[Opening Data section]
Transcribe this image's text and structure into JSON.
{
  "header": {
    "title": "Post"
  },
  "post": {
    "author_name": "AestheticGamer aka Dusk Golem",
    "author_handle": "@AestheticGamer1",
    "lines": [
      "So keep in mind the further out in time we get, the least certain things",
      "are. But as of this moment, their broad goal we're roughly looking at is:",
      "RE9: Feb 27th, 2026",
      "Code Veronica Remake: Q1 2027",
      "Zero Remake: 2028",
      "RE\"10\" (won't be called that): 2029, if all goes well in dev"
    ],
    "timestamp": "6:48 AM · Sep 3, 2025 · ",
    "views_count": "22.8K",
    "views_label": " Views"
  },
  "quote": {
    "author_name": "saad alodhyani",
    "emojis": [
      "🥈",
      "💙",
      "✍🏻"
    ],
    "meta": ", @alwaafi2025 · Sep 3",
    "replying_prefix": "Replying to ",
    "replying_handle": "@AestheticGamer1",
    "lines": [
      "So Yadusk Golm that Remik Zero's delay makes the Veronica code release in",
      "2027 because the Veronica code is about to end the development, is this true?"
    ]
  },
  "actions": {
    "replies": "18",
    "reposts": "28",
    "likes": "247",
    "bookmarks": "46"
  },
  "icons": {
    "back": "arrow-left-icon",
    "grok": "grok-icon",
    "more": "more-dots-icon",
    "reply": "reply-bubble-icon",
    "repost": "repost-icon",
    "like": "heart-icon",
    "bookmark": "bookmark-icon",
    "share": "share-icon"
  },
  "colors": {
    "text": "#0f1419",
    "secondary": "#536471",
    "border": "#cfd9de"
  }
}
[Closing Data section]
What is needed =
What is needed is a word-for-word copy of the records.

Exercise solution =
Transcribe this image's text and structure into JSON.
{
  "header": {
    "title": "Post"
  },
  "post": {
    "author_name": "AestheticGamer aka Dusk Golem",
    "author_handle": "@AestheticGamer1",
    "lines": [
      "So keep in mind the further out in time we get, the least certain things",
      "are. But as of this moment, their broad goal we're roughly looking at is:",
      "RE9: Feb 27th, 2026",
      "Code Veronica Remake: Q1 2027",
      "Zero Remake: 2028",
      "RE\"10\" (won't be called that): 2029, if all goes well in dev"
    ],
    "timestamp": "6:48 AM · Sep 3, 2025 · ",
    "views_count": "22.8K",
    "views_label": " Views"
  },
  "quote": {
    "author_name": "saad alodhyani",
    "emojis": [
      "🥈",
      "💙",
      "✍🏻"
    ],
    "meta": ", @alwaafi2025 · Sep 3",
    "replying_prefix": "Replying to ",
    "replying_handle": "@AestheticGamer1",
    "lines": [
      "So Yadusk Golm that Remik Zero's delay makes the Veronica code release in",
      "2027 because the Veronica code is about to end the development, is this true?"
    ]
  },
  "actions": {
    "replies": "18",
    "reposts": "28",
    "likes": "247",
    "bookmarks": "46"
  },
  "icons": {
    "back": "arrow-left-icon",
    "grok": "grok-icon",
    "more": "more-dots-icon",
    "reply": "reply-bubble-icon",
    "repost": "repost-icon",
    "like": "heart-icon",
    "bookmark": "bookmark-icon",
    "share": "share-icon"
  },
  "colors": {
    "text": "#0f1419",
    "secondary": "#536471",
    "border": "#cfd9de"
  }
}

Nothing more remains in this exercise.